Data records for software interfaces
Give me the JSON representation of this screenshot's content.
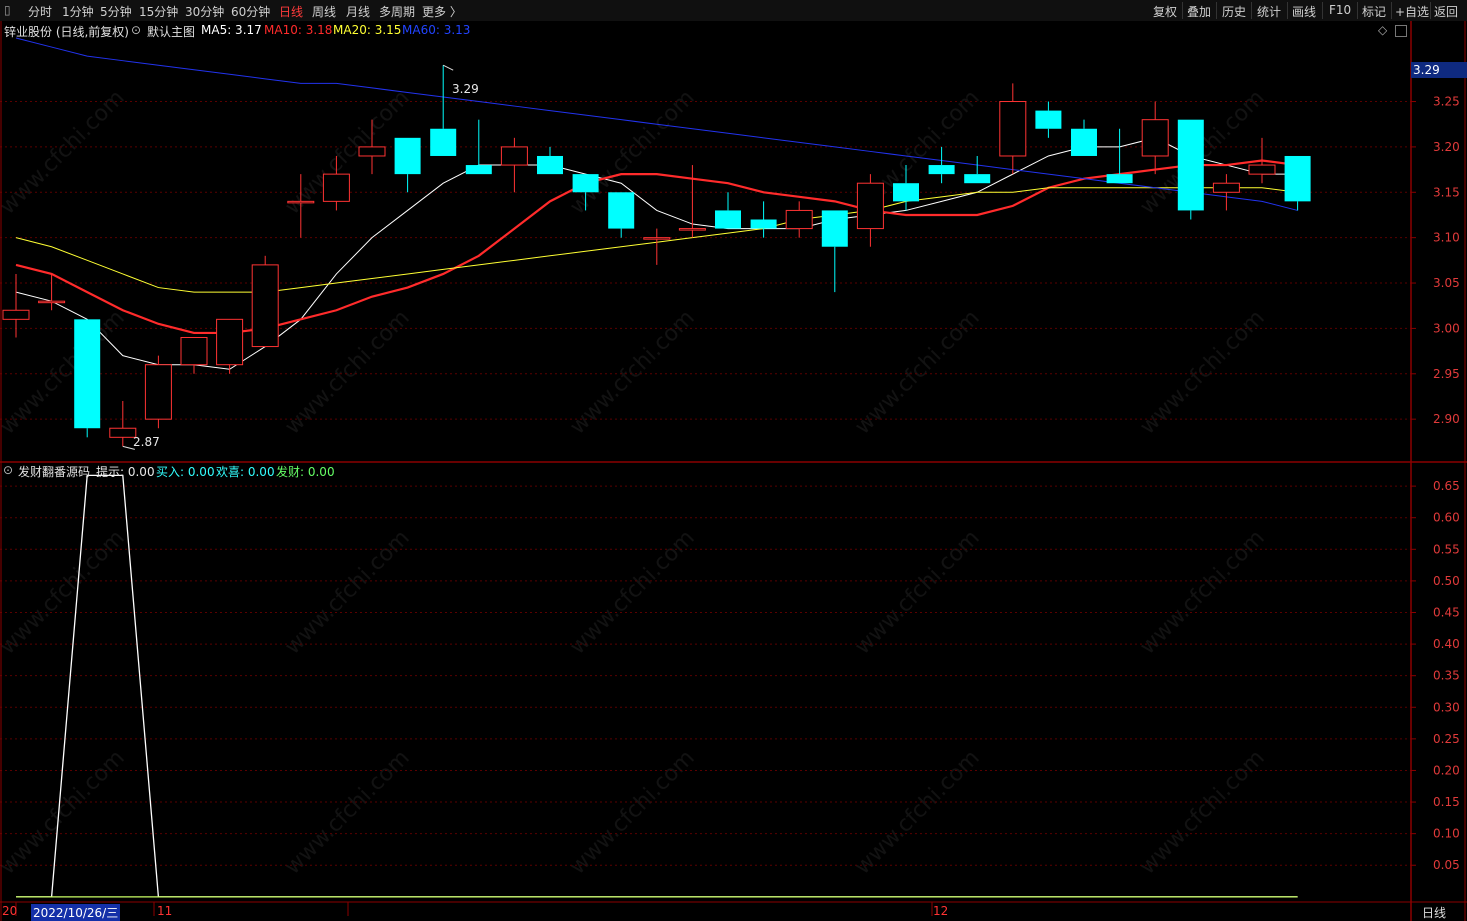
{
  "toolbar": {
    "corner_icon": "▯",
    "periods": [
      "分时",
      "1分钟",
      "5分钟",
      "15分钟",
      "30分钟",
      "60分钟",
      "日线",
      "周线",
      "月线",
      "多周期",
      "更多 〉"
    ],
    "active_period": "日线",
    "right_buttons": [
      "复权",
      "叠加",
      "历史",
      "统计",
      "画线",
      "F10",
      "标记",
      "+自选",
      "返回"
    ]
  },
  "main_panel": {
    "stock": "锌业股份 (日线,前复权)",
    "template_label": "默认主图",
    "ma_labels": [
      {
        "text": "MA5: 3.17",
        "color": "#ffffff"
      },
      {
        "text": "MA10: 3.18",
        "color": "#ff2b2b"
      },
      {
        "text": "MA20: 3.15",
        "color": "#ffff33"
      },
      {
        "text": "MA60: 3.13",
        "color": "#2244ff"
      }
    ],
    "price_tag": "3.29",
    "high_marker": "3.29",
    "low_marker": "2.87",
    "diamond_icon": "◇"
  },
  "indicator_panel": {
    "name": "发财翻番源码",
    "labels": [
      {
        "text": "提示: 0.00",
        "color": "#e8e8e8"
      },
      {
        "text": "买入: 0.00",
        "color": "#33ffff"
      },
      {
        "text": "欢喜: 0.00",
        "color": "#33ffff"
      },
      {
        "text": "发财: 0.00",
        "color": "#66ff66"
      }
    ]
  },
  "watermark": "www.cfchi.com",
  "bottom_axis": {
    "year_fragment": "20",
    "cursor_date": "2022/10/26/三",
    "month_ticks": [
      "11",
      "12"
    ],
    "period_label": "日线"
  },
  "colors": {
    "up": "#ff3333",
    "down": "#00ffff",
    "bg": "#000000",
    "grid": "#5a0000",
    "axis": "#8b0000"
  },
  "chart_data": [
    {
      "type": "candlestick",
      "title": "锌业股份 (日线,前复权)",
      "ylim": [
        2.855,
        3.32
      ],
      "yticks": [
        2.9,
        2.95,
        3.0,
        3.05,
        3.1,
        3.15,
        3.2,
        3.25
      ],
      "candles": [
        {
          "o": 3.01,
          "h": 3.06,
          "l": 2.99,
          "c": 3.02
        },
        {
          "o": 3.03,
          "h": 3.06,
          "l": 3.02,
          "c": 3.03
        },
        {
          "o": 3.01,
          "h": 3.01,
          "l": 2.88,
          "c": 2.89
        },
        {
          "o": 2.88,
          "h": 2.92,
          "l": 2.87,
          "c": 2.89
        },
        {
          "o": 2.9,
          "h": 2.97,
          "l": 2.89,
          "c": 2.96
        },
        {
          "o": 2.96,
          "h": 2.99,
          "l": 2.95,
          "c": 2.99
        },
        {
          "o": 2.96,
          "h": 3.01,
          "l": 2.95,
          "c": 3.01
        },
        {
          "o": 2.98,
          "h": 3.08,
          "l": 2.98,
          "c": 3.07
        },
        {
          "o": 3.14,
          "h": 3.17,
          "l": 3.1,
          "c": 3.14
        },
        {
          "o": 3.14,
          "h": 3.19,
          "l": 3.13,
          "c": 3.17
        },
        {
          "o": 3.19,
          "h": 3.23,
          "l": 3.17,
          "c": 3.2
        },
        {
          "o": 3.21,
          "h": 3.21,
          "l": 3.15,
          "c": 3.17
        },
        {
          "o": 3.22,
          "h": 3.29,
          "l": 3.19,
          "c": 3.19
        },
        {
          "o": 3.18,
          "h": 3.23,
          "l": 3.17,
          "c": 3.17
        },
        {
          "o": 3.18,
          "h": 3.21,
          "l": 3.15,
          "c": 3.2
        },
        {
          "o": 3.19,
          "h": 3.2,
          "l": 3.17,
          "c": 3.17
        },
        {
          "o": 3.17,
          "h": 3.17,
          "l": 3.13,
          "c": 3.15
        },
        {
          "o": 3.15,
          "h": 3.15,
          "l": 3.1,
          "c": 3.11
        },
        {
          "o": 3.1,
          "h": 3.11,
          "l": 3.07,
          "c": 3.1
        },
        {
          "o": 3.11,
          "h": 3.18,
          "l": 3.1,
          "c": 3.11
        },
        {
          "o": 3.13,
          "h": 3.15,
          "l": 3.11,
          "c": 3.11
        },
        {
          "o": 3.12,
          "h": 3.14,
          "l": 3.1,
          "c": 3.11
        },
        {
          "o": 3.11,
          "h": 3.14,
          "l": 3.1,
          "c": 3.13
        },
        {
          "o": 3.13,
          "h": 3.13,
          "l": 3.04,
          "c": 3.09
        },
        {
          "o": 3.11,
          "h": 3.17,
          "l": 3.09,
          "c": 3.16
        },
        {
          "o": 3.16,
          "h": 3.18,
          "l": 3.13,
          "c": 3.14
        },
        {
          "o": 3.18,
          "h": 3.2,
          "l": 3.16,
          "c": 3.17
        },
        {
          "o": 3.17,
          "h": 3.19,
          "l": 3.16,
          "c": 3.16
        },
        {
          "o": 3.19,
          "h": 3.27,
          "l": 3.17,
          "c": 3.25
        },
        {
          "o": 3.24,
          "h": 3.25,
          "l": 3.21,
          "c": 3.22
        },
        {
          "o": 3.22,
          "h": 3.23,
          "l": 3.19,
          "c": 3.19
        },
        {
          "o": 3.17,
          "h": 3.22,
          "l": 3.16,
          "c": 3.16
        },
        {
          "o": 3.19,
          "h": 3.25,
          "l": 3.17,
          "c": 3.23
        },
        {
          "o": 3.23,
          "h": 3.23,
          "l": 3.12,
          "c": 3.13
        },
        {
          "o": 3.15,
          "h": 3.17,
          "l": 3.13,
          "c": 3.16
        },
        {
          "o": 3.17,
          "h": 3.21,
          "l": 3.16,
          "c": 3.18
        },
        {
          "o": 3.19,
          "h": 3.19,
          "l": 3.13,
          "c": 3.14
        }
      ],
      "ma": [
        {
          "name": "MA5",
          "color": "#ffffff",
          "values": [
            3.04,
            3.03,
            3.01,
            2.97,
            2.96,
            2.96,
            2.955,
            2.98,
            3.01,
            3.06,
            3.1,
            3.13,
            3.16,
            3.18,
            3.18,
            3.18,
            3.17,
            3.16,
            3.13,
            3.115,
            3.11,
            3.11,
            3.11,
            3.12,
            3.125,
            3.13,
            3.14,
            3.15,
            3.17,
            3.19,
            3.2,
            3.2,
            3.21,
            3.19,
            3.18,
            3.17,
            3.17
          ]
        },
        {
          "name": "MA10",
          "color": "#ff2b2b",
          "values": [
            3.07,
            3.06,
            3.04,
            3.02,
            3.005,
            2.995,
            2.995,
            3.0,
            3.01,
            3.02,
            3.035,
            3.045,
            3.06,
            3.08,
            3.11,
            3.14,
            3.16,
            3.17,
            3.17,
            3.165,
            3.16,
            3.15,
            3.145,
            3.14,
            3.13,
            3.125,
            3.125,
            3.125,
            3.135,
            3.155,
            3.165,
            3.17,
            3.175,
            3.18,
            3.18,
            3.185,
            3.18
          ]
        },
        {
          "name": "MA20",
          "color": "#ffff33",
          "values": [
            3.1,
            3.09,
            3.075,
            3.06,
            3.045,
            3.04,
            3.04,
            3.04,
            3.045,
            3.05,
            3.055,
            3.06,
            3.065,
            3.07,
            3.075,
            3.08,
            3.085,
            3.09,
            3.095,
            3.1,
            3.105,
            3.11,
            3.12,
            3.125,
            3.13,
            3.14,
            3.145,
            3.15,
            3.15,
            3.155,
            3.155,
            3.155,
            3.155,
            3.155,
            3.155,
            3.155,
            3.15
          ]
        },
        {
          "name": "MA60",
          "color": "#2233ee",
          "values": [
            3.32,
            3.31,
            3.3,
            3.295,
            3.29,
            3.285,
            3.28,
            3.275,
            3.27,
            3.27,
            3.265,
            3.26,
            3.255,
            3.25,
            3.245,
            3.24,
            3.235,
            3.23,
            3.225,
            3.22,
            3.215,
            3.21,
            3.205,
            3.2,
            3.195,
            3.19,
            3.185,
            3.18,
            3.175,
            3.17,
            3.165,
            3.16,
            3.155,
            3.15,
            3.145,
            3.14,
            3.13
          ]
        }
      ]
    },
    {
      "type": "line",
      "title": "发财翻番源码",
      "ylim": [
        -0.005,
        0.685
      ],
      "yticks": [
        0.05,
        0.1,
        0.15,
        0.2,
        0.25,
        0.3,
        0.35,
        0.4,
        0.45,
        0.5,
        0.55,
        0.6,
        0.65
      ],
      "series": [
        {
          "name": "提示",
          "color": "#ffffff",
          "values": [
            0,
            0,
            0.667,
            0.667,
            0,
            0,
            0,
            0,
            0,
            0,
            0,
            0,
            0,
            0,
            0,
            0,
            0,
            0,
            0,
            0,
            0,
            0,
            0,
            0,
            0,
            0,
            0,
            0,
            0,
            0,
            0,
            0,
            0,
            0,
            0,
            0,
            0
          ]
        },
        {
          "name": "发财",
          "color": "#ccff66",
          "values": [
            0,
            0,
            0,
            0,
            0,
            0,
            0,
            0,
            0,
            0,
            0,
            0,
            0,
            0,
            0,
            0,
            0,
            0,
            0,
            0,
            0,
            0,
            0,
            0,
            0,
            0,
            0,
            0,
            0,
            0,
            0,
            0,
            0,
            0,
            0,
            0,
            0
          ]
        }
      ]
    }
  ]
}
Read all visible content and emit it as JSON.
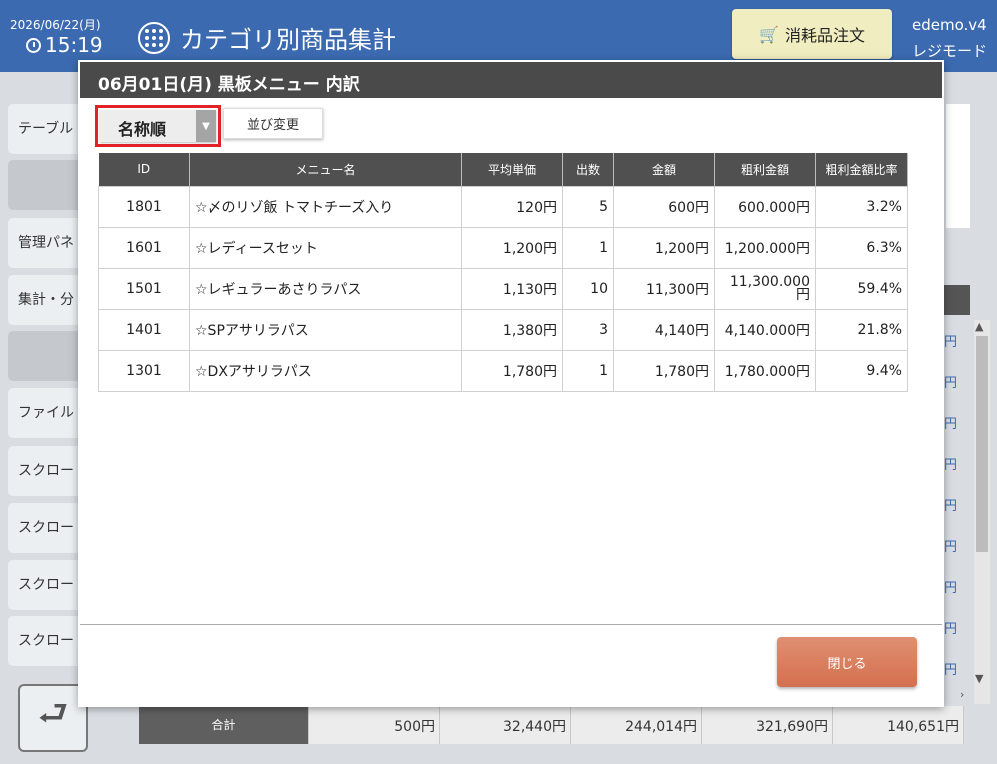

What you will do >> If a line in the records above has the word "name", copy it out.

Solution below >>
    "name": "发财翻番源码",
          "name": "MA5",
          "name": "MA10",
          "name": "MA20",
          "name": "MA60",
          "name": "提示",
          "name": "发财",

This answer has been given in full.